## WORK ORDER
The answer must consist of every line from the entries that holds the word "malware".

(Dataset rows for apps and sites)
====

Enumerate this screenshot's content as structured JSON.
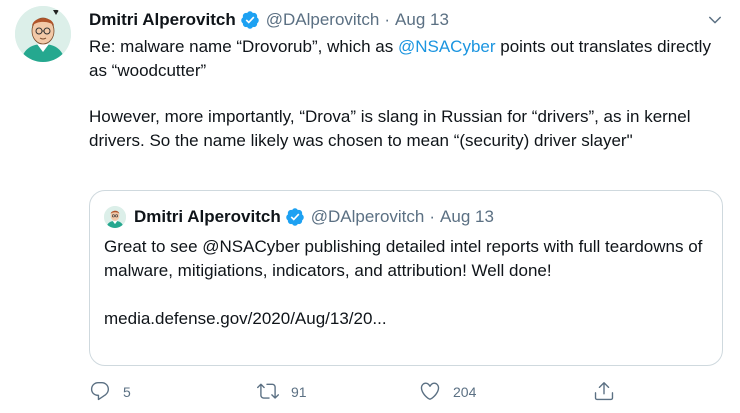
{
  "tweet": {
    "author": {
      "name": "Dmitri Alperovitch",
      "handle": "@DAlperovitch",
      "verified": true
    },
    "separator": "·",
    "date": "Aug 13",
    "paragraph1": {
      "before": "Re: malware name “Drovorub”, which as ",
      "mention": "@NSACyber",
      "after": " points out translates directly as “woodcutter”"
    },
    "paragraph2": "However, more importantly, “Drova” is slang in Russian for “drivers”, as in kernel drivers. So the name likely was chosen to mean “(security) driver slayer\"",
    "quoted": {
      "author": {
        "name": "Dmitri Alperovitch",
        "handle": "@DAlperovitch",
        "verified": true
      },
      "date": "Aug 13",
      "text": "Great to see @NSACyber publishing detailed intel reports with full teardowns of malware, mitigiations, indicators, and attribution! Well done!",
      "link": "media.defense.gov/2020/Aug/13/20..."
    },
    "actions": {
      "reply": {
        "icon": "reply-icon",
        "count": "5"
      },
      "retweet": {
        "icon": "retweet-icon",
        "count": "91"
      },
      "like": {
        "icon": "heart-icon",
        "count": "204"
      },
      "share": {
        "icon": "share-icon"
      }
    }
  },
  "colors": {
    "text": "#0f1419",
    "secondary": "#5b7083",
    "link": "#1b95e0",
    "verified": "#1da1f2",
    "border": "#cfd9de"
  }
}
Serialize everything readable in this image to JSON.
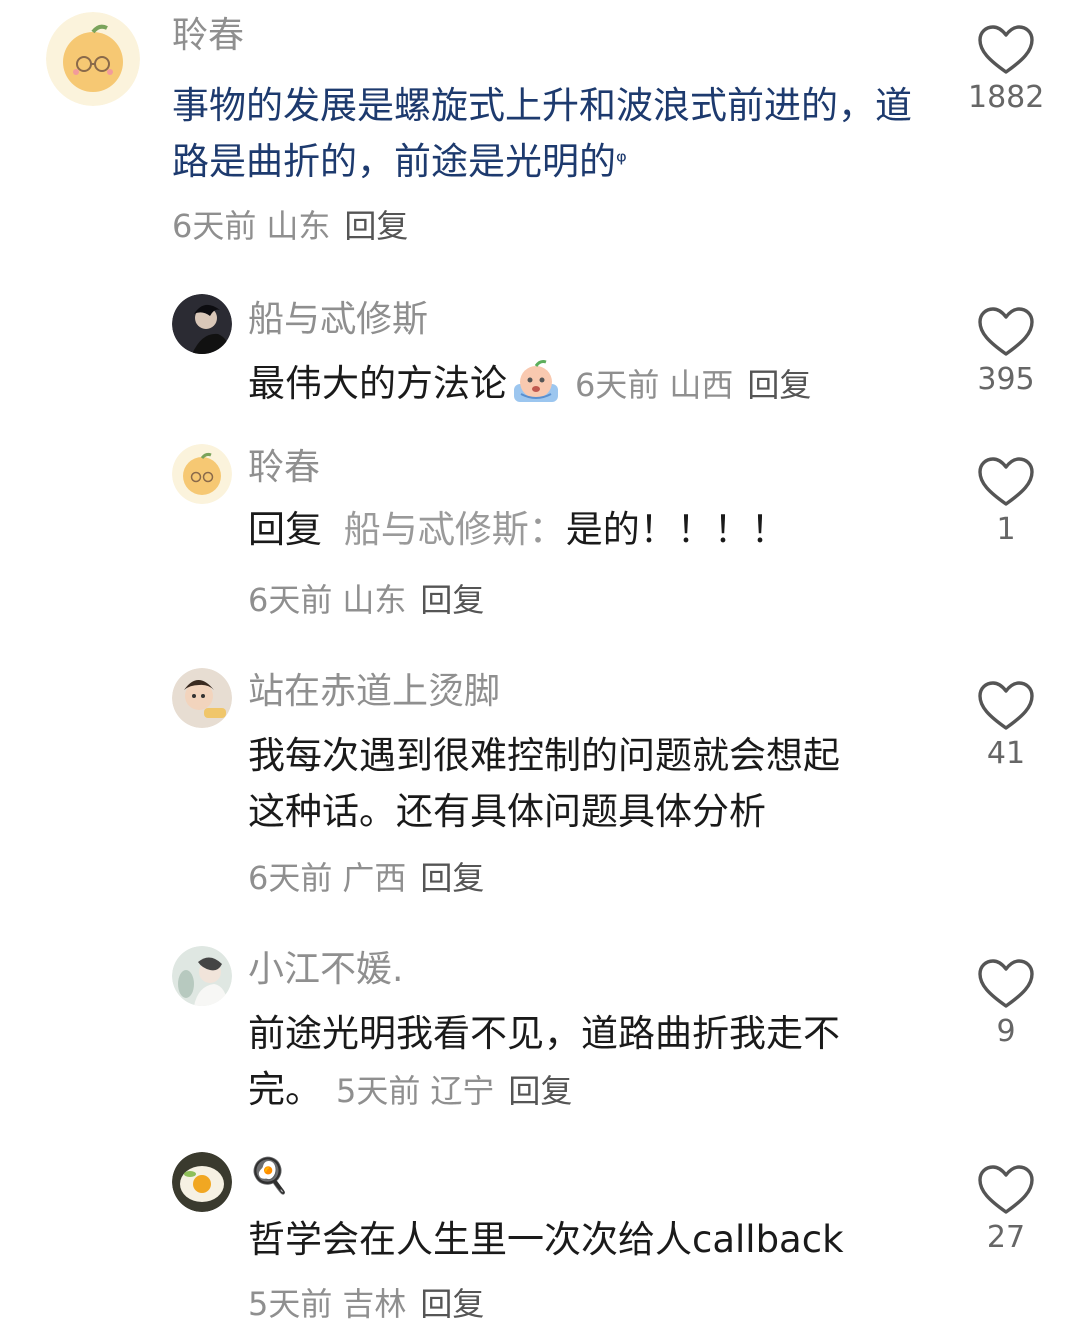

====

## TASK ANSWER
      "before": "Re: malware name “Drovorub”, which as ",
      "text": "Great to see @NSACyber publishing detailed intel reports with full teardowns of malware, mitigiations, indicators, and attribution! Well done!",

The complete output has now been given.